Update from Attorney Daniel M. Surprenant
The Massachusetts chapter of the National Academy of Elder Law Attorneys, (“MassNAELA”) has filed legislation to correct a significant problem facing our seniors. The problem is related to Medicaid, also known as MassHealth. MassHealth has many programs available to help seniors stay at home with services and support instead of being forced to move to a skilled nursing facility. However, eligibility for the programs can be complicated and the income thresholds can limit many individuals from qualifying.
To be eligible for MassHealth assistance with the cost of home care, a senior is limited to $2,742 per month of gross income. If their income is even $1 dollar over that limit, they have to meet a deductible and spend down their income in excess of $542 before they can get services. It is nearly impossible for the senior to spend everything except for the $542 on medical care and still be able to pay other bills, such as rent, taxes, insurance, and food.
As a result, often one of two things happen. The senior either ends up going to a skilled nursing facility where MassHealth will cover their full cost because there is no income limit (costing the Commonwealth more and forcing the senior out of their home too soon) or the senior stays home with insufficient care, putting them in danger. The latter can also mean higher costs if it results in repeated hospitalizations. Let’s also keep in mind that seniors prefer to stay in their home. An added benefit it that it also costs the Commonwealth of Massachusetts a lot less money to pay for care at home than for care in a skilled nursing facility.
The current legislation if called the Community Care Bill – An Act to Support Equal Access to Community Care for Elders and the Disabled. This bill would ease the financial barriers to community based MassHealth services through PACE (Programs of All-inclusive Care for the Elderly) and HCBS (Home and Community Based Services Waiver) for seniors and people with disabilities, by providing that applicants and enrollees in both programs with income over program limits be charged a premium equal to income above program income limits rather than a financially prohibitive deductible.
Representative Higgins and Senator Comerford initiated the following bills, HD753 and SD608. A fact sheet can be found here. These bills correct the issue by allowing a senior who is over the income limit to meet the deductible by just spending down their income that is over the limit.
- For example, the current threshold for benefits is $2,742. If the senior’s income is $3,000, they would have to spend $258 per month on their medical expenses before they could get assistance instead of $2,458 per month on medical expenses, which is the current law.
Please help us help MassNAELA fix this so more seniors can stay home with less costly support and services. Here’s how you can help:
- Reach out to your state representatives and senators.
- How to find your legislator: http://www.sec.state.ma.us/wheredoivotema/
- Type in your address and it will tell you who your state Rep and Senator are
- Click the name and it will take you to their contact information
- For more information, please contact Nomita Ganguly – firstname.lastname@example.org; 781.354.2444.
Letter Writing and Emailing

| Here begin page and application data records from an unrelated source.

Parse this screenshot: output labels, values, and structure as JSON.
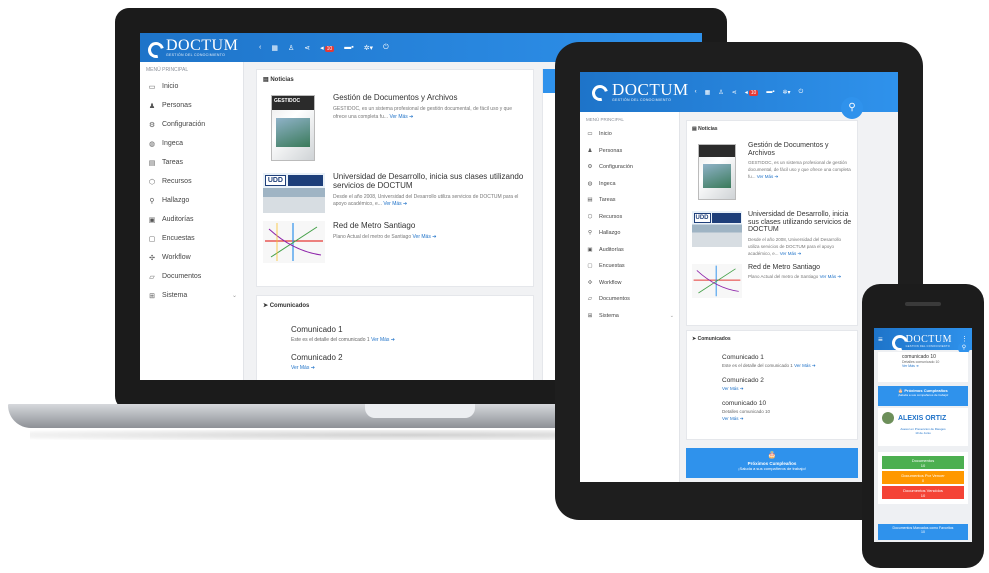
{
  "brand": {
    "name": "DOCTUM",
    "tagline": "GESTIÓN DEL CONOCIMIENTO",
    "colors": {
      "primary": "#1e74c9",
      "accent": "#2f92ec",
      "badge": "#e53935",
      "green": "#4caf50",
      "orange": "#ff9800",
      "red": "#f44336"
    }
  },
  "topbar": {
    "icons": [
      "chevron-left-icon",
      "grid-icon",
      "user-icon",
      "share-icon",
      "megaphone-icon",
      "mail-icon",
      "gear-icon",
      "power-icon"
    ],
    "notif_count": "10"
  },
  "menu": {
    "title": "MENÚ PRINCIPAL",
    "items": [
      {
        "label": "Inicio",
        "icon": "monitor-icon"
      },
      {
        "label": "Personas",
        "icon": "users-icon"
      },
      {
        "label": "Configuración",
        "icon": "gear-icon"
      },
      {
        "label": "Ingeca",
        "icon": "globe-icon"
      },
      {
        "label": "Tareas",
        "icon": "tasks-icon"
      },
      {
        "label": "Recursos",
        "icon": "cube-icon"
      },
      {
        "label": "Hallazgo",
        "icon": "search-icon"
      },
      {
        "label": "Auditorías",
        "icon": "briefcase-icon"
      },
      {
        "label": "Encuestas",
        "icon": "chat-icon"
      },
      {
        "label": "Workflow",
        "icon": "workflow-icon"
      },
      {
        "label": "Documentos",
        "icon": "folder-icon"
      },
      {
        "label": "Sistema",
        "icon": "apps-icon"
      }
    ]
  },
  "news": {
    "title": "Noticias",
    "items": [
      {
        "title": "Gestión de Documentos y Archivos",
        "text": "GESTIDOC, es un sistema profesional de gestión documental, de fácil uso y que ofrece una completa fu...",
        "more": "Ver Más"
      },
      {
        "title": "Universidad de Desarrollo, inicia sus clases utilizando servicios de DOCTUM",
        "text": "Desde el año 2008, Universidad del Desarrollo utiliza servicios de DOCTUM para el apoyo académico, e...",
        "more": "Ver Más"
      },
      {
        "title": "Red de Metro Santiago",
        "text": "Plano Actual del metro de Santiago",
        "more": "Ver Más"
      }
    ],
    "thumb_text": "GESTIDOC",
    "udd_text": "UDD"
  },
  "comunicados": {
    "title": "Comunicados",
    "items": [
      {
        "title": "Comunicado 1",
        "text": "Este es el detalle del comunicado 1",
        "more": "Ver Más"
      },
      {
        "title": "Comunicado 2",
        "text": "",
        "more": "Ver Más"
      },
      {
        "title": "comunicado 10",
        "text": "Detalles comunicado 10",
        "more": "Ver Más"
      }
    ]
  },
  "birthdays": {
    "title": "Próximos Cumpleaños",
    "subtitle": "¡Saluda a sus compañeros de trabajo!",
    "person": "ALEXIS ORTIZ",
    "role": "Asesor en Prevencion de Riesgos",
    "date": "10 de Junio"
  },
  "tiles": [
    {
      "label": "Documentos",
      "count": "10",
      "color": "#4caf50"
    },
    {
      "label": "Documentos Por Vencer",
      "count": "0",
      "color": "#ff9800"
    },
    {
      "label": "Documentos Vencidos",
      "count": "10",
      "color": "#f44336"
    }
  ],
  "favorites": {
    "label": "Documentos Marcados como Favoritos",
    "count": "10"
  }
}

When there is time before a committee meeting or vote on a bill, writing a letter can be a very persuasive way of getting your message across to your legislator. Here are some dos and don’ts for making your letter as strong as possible.
- DO make sure you are sending your correspondence to the correct elected official!
- DO make sure you give your voting address. They’ll want to be confident that you are one of their constituents.
- DO be specific about the issue. List the bill number and the title of the bill, if known, and what the bill addresses.
- DO be brief. State your position in precise words and explain why you feel that way. Don’t be afraid to make it personal. Talk about why this issue matters to you. Also let your elected official know if you have personal expertise in, or experience with, the issue.
- DO ask that your legislator write back to you letting you know where they stand on the issue.
Calling your elected officials
When placing your call to a member of the Massachusetts State Legislature, you can call the legislator’s office directly or use the general number of (617) 722-2000 and ask to be connected to the correct office. If your elected official is unavailable to speak to you, ask to speak to the staff person who handles the issue you are concerned about.
- DO provide your name, address and phone number to confirm that you are a constituent and to give your legislator’s office an opportunity to get back in touch with you if needed.
We thank you in advance for you support on this issue. With approximately 10,000 baby boomers turning age 65 each day, this issue will only become worse with time.